While fast food is easy, the chemicals in fast food might add some worry to that ease after a new study suggests that fast food leaves behind chemicals that could be harmful in your system. The study might have you looking at fast food in a different way now that it is known it comes with these added chemicals that could pose health risks.
A significantly large study was done, one that was big enough to reasonably reflect the U.S. population. Researchers took urine samples of 8,877 people to be analyzed for chemicals, reports Fox News on April 13.
Those who had consumed fast food within the last 24 hours showed higher levels of phthalates than those who didn’t eat fast food. The phthalates the researchers looked for are potentially harmful to human health.
The subjects in this research were from all different age groups starting at 6-years-old and up. About one third of the group indicated that they had consumed fast food within the last 24 hours. In that one third, the chemicals researchers were looking for were detected in a much higher level than those who didn’t eat fast food.
The study defined fast food as “processed or packaged food, carryout or delivery food, and food obtained from restaurants without waiter service,” according to Fox News. The urine samples were used to test for two specific phthalates, “DEHP and DiNP.”
Chemicals found in urine through these tests reflect what the subjects had consumed in the last 24 hours. The subjects were asked to specify what they had eaten in that short time period. The tests showed 23.8 percent higher levels of DEHP and nearly 40 percent higher levels of DiNP metabolites reflected in the urine tests of the people who reported the highest consumption of fast food.
According to News Max today, “Researchers believe that these chemicals may be leeching into food from machinery used for processing, packaging, or from gloves worn by workers.” Researchers have concerns about pregnant women and children ingesting these chemicals via fast food.
The effects of these chemicals on humans is not fully known, but the research noted that they “may adversely impact human health.” Concerns of ingesting these chemical are especially worrisome for pregnant women and children.
The lead author of this study was Ami Zota, ScD, MS. He is an assistant professor of environmental and occupational health at George Washington University Milken Institute School of Public Health. He reports on this study:
“Not only are our results highly statistically significant, you also want to look at whether the effects are meaningful,” Zota said. “In our case, we saw a 20 to 40 percent difference between those who didn’t eat fast food and the high consumers, which we also found was striking.

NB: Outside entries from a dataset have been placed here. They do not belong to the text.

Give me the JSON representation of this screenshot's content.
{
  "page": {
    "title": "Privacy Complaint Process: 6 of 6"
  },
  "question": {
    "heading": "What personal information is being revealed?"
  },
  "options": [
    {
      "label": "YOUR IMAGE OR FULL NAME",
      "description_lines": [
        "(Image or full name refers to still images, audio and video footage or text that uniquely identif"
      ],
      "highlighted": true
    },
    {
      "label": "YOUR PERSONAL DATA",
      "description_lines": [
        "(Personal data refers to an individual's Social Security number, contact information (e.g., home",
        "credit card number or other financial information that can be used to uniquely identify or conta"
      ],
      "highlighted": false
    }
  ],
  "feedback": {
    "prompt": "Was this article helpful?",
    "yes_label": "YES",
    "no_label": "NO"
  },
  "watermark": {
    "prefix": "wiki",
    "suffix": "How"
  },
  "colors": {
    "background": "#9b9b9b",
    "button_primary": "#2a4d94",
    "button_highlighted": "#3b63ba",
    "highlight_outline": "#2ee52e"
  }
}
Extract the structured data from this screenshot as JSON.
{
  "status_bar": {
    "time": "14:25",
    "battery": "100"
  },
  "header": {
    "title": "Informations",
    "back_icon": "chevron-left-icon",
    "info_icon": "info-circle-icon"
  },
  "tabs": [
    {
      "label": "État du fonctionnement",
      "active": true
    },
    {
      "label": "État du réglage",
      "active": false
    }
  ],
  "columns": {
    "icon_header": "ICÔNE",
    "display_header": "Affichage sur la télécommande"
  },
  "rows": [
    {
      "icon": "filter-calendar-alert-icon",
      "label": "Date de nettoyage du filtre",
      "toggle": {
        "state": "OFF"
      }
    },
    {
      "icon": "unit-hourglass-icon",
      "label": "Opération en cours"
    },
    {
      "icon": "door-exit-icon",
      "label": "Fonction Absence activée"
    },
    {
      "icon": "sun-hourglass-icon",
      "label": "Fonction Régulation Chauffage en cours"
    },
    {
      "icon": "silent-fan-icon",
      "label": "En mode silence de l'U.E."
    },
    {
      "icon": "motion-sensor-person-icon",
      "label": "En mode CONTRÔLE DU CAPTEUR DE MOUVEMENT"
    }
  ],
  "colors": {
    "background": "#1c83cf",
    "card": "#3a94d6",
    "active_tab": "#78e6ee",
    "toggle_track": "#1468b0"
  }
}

This is after accounting for differences in age, sex, ethnicity, household income and BMI.”
The findings from this study were published in the journal Environmental Health Perspectives on Wednesday.